Does this mean that you should never get a pedicure? That’s a personal decision that should be made on the basis of how satisfied you are with your pedicurist’s practices. As you might have guessed by now, I’m really not a fan of pedicures. In my profession as a foot specialist, I’ve seen many women with infections that were contracted while getting a pedicure. However, there are certainly many women who go regularly without experiencing any problems. So, if you do choose to have a pedicure, here are some tips to consider, including clues as to whether your pedicurist operates safely and responsibly.
The Game’s Afoot
First of all, become your own investigator at the spa. Check the facility for licenses and recent inspection certificates. Insist on cleanliness. Are items that cannot be sterilized (such as emery boards, nail buffers and toe separators) disposed of after each use? Does the pedicurist use a bladed instrument to shave corns or calluses? (In most localities, this is not allowed by law!) Your podiatrist should advise you about the causes of these areas of hard skin and what should be done to prevent them or treat them properly.

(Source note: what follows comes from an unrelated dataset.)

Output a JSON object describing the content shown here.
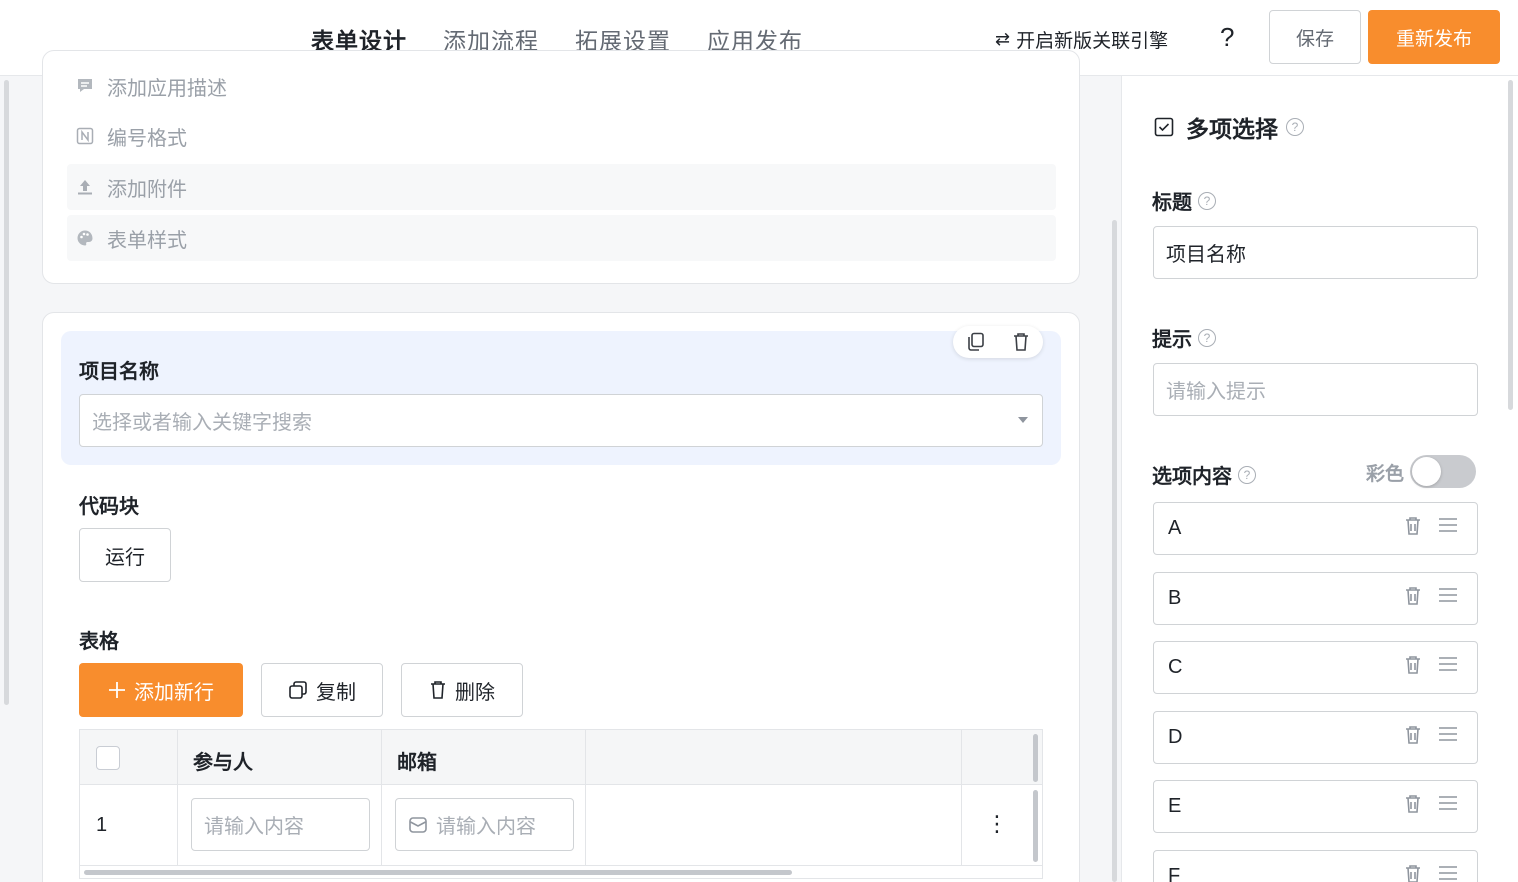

What does the pedicurist use to bathe your feet? This should be a plain tub of water that is soaked with disinfectant at least 15 minutes between clients. Better yet, purchase disposable tub liners that separate you from the tub. Also, there should be no moving water. Any tub that has jets or bubbles cannot be adequately cleaned in the time between you and the customer who was in the tub 10 minutes ago. Bacteria can flourish in the plumbing and filter screen.
Don’t shave your legs before your appointment. Shaving opens hair follicles and may cause tiny nicks in your skin that are openings for bacteria to invade.
Buy your own instruments and bring them with you. Complete kits are available, some even in attractive carrying cases, which would be yours alone. This kit, in addition to the disposable tub liner, would effectively isolate you from harmful bacteria, viruses and fungi. Your podiatrist may have these available for sale on his/her Web site.
Finally, if you discover a problem such as a change in color or thickening of a toenail, or a strange spot that wasn’t there before, call your podiatrist for an appointment. It’s much easier to treat a condition early in its course rather than later.
About the Author
Neil M. Scheffler is a podiatrist in private practice in Baltimore, Maryland. He is a fellow of the American College of Foot and Ankle Surgeons and is boardcertified in foot and ankle surgery. Dr. Scheffler is a past president, Health Care & Education, Mid-Atlantic Region, American Diabetes Association. He is the attending podiatrist for the Prosthetics Clinic, Sinai Hospital of Baltimore. Visit him at http://www.baltimorepodiatrygroup.com